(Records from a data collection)

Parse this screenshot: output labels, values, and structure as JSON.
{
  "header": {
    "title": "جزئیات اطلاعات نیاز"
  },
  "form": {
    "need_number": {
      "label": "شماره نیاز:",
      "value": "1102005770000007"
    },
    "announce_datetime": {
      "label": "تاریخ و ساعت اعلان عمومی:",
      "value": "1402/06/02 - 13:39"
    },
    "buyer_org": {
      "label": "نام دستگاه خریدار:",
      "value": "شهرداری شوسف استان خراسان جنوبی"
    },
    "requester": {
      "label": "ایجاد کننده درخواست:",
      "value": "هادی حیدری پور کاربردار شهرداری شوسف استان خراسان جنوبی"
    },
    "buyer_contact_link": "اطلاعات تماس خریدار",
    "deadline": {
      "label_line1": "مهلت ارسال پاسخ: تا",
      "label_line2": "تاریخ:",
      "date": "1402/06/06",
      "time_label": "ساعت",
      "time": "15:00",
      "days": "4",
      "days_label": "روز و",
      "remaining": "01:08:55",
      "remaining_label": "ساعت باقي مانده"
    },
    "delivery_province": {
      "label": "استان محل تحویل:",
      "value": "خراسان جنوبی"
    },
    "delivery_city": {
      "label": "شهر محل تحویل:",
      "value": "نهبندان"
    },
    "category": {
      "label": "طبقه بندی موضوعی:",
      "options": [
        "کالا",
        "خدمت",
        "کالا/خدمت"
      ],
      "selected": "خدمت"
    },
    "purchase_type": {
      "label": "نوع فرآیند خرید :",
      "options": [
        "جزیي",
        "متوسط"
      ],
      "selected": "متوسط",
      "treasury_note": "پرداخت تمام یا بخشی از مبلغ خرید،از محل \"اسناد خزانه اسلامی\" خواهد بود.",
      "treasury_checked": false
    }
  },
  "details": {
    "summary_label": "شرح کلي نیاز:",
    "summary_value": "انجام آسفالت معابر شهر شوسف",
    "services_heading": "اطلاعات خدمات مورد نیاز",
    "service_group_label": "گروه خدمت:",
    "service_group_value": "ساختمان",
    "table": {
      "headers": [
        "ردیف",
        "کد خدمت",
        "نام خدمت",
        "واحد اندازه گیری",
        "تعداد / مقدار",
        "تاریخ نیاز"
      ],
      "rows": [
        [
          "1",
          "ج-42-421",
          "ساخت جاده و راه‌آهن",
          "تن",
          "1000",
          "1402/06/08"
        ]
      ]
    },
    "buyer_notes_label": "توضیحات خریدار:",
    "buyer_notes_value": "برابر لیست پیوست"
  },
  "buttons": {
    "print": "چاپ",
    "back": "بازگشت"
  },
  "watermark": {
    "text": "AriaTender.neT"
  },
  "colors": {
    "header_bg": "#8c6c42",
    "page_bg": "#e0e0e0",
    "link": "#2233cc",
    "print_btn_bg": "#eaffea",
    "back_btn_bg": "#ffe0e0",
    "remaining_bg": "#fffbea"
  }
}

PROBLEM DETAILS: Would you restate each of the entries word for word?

RESPONSE BELOW:
Parse this screenshot: output labels, values, and structure as JSON.
{
  "header": {
    "title": "جزئیات اطلاعات نیاز"
  },
  "form": {
    "need_number": {
      "label": "شماره نیاز:",
      "value": "1102005770000007"
    },
    "announce_datetime": {
      "label": "تاریخ و ساعت اعلان عمومی:",
      "value": "1402/06/02 - 13:39"
    },
    "buyer_org": {
      "label": "نام دستگاه خریدار:",
      "value": "شهرداری شوسف استان خراسان جنوبی"
    },
    "requester": {
      "label": "ایجاد کننده درخواست:",
      "value": "هادی حیدری پور کاربردار شهرداری شوسف استان خراسان جنوبی"
    },
    "buyer_contact_link": "اطلاعات تماس خریدار",
    "deadline": {
      "label_line1": "مهلت ارسال پاسخ: تا",
      "label_line2": "تاریخ:",
      "date": "1402/06/06",
      "time_label": "ساعت",
      "time": "15:00",
      "days": "4",
      "days_label": "روز و",
      "remaining": "01:08:55",
      "remaining_label": "ساعت باقي مانده"
    },
    "delivery_province": {
      "label": "استان محل تحویل:",
      "value": "خراسان جنوبی"
    },
    "delivery_city": {
      "label": "شهر محل تحویل:",
      "value": "نهبندان"
    },
    "category": {
      "label": "طبقه بندی موضوعی:",
      "options": [
        "کالا",
        "خدمت",
        "کالا/خدمت"
      ],
      "selected": "خدمت"
    },
    "purchase_type": {
      "label": "نوع فرآیند خرید :",
      "options": [
        "جزیي",
        "متوسط"
      ],
      "selected": "متوسط",
      "treasury_note": "پرداخت تمام یا بخشی از مبلغ خرید،از محل \"اسناد خزانه اسلامی\" خواهد بود.",
      "treasury_checked": false
    }
  },
  "details": {
    "summary_label": "شرح کلي نیاز:",
    "summary_value": "انجام آسفالت معابر شهر شوسف",
    "services_heading": "اطلاعات خدمات مورد نیاز",
    "service_group_label": "گروه خدمت:",
    "service_group_value": "ساختمان",
    "table": {
      "headers": [
        "ردیف",
        "کد خدمت",
        "نام خدمت",
        "واحد اندازه گیری",
        "تعداد / مقدار",
        "تاریخ نیاز"
      ],
      "rows": [
        [
          "1",
          "ج-42-421",
          "ساخت جاده و راه‌آهن",
          "تن",
          "1000",
          "1402/06/08"
        ]
      ]
    },
    "buyer_notes_label": "توضیحات خریدار:",
    "buyer_notes_value": "برابر لیست پیوست"
  },
  "buttons": {
    "print": "چاپ",
    "back": "بازگشت"
  },
  "watermark": {
    "text": "AriaTender.neT"
  },
  "colors": {
    "header_bg": "#8c6c42",
    "page_bg": "#e0e0e0",
    "link": "#2233cc",
    "print_btn_bg": "#eaffea",
    "back_btn_bg": "#ffe0e0",
    "remaining_bg": "#fffbea"
  }
}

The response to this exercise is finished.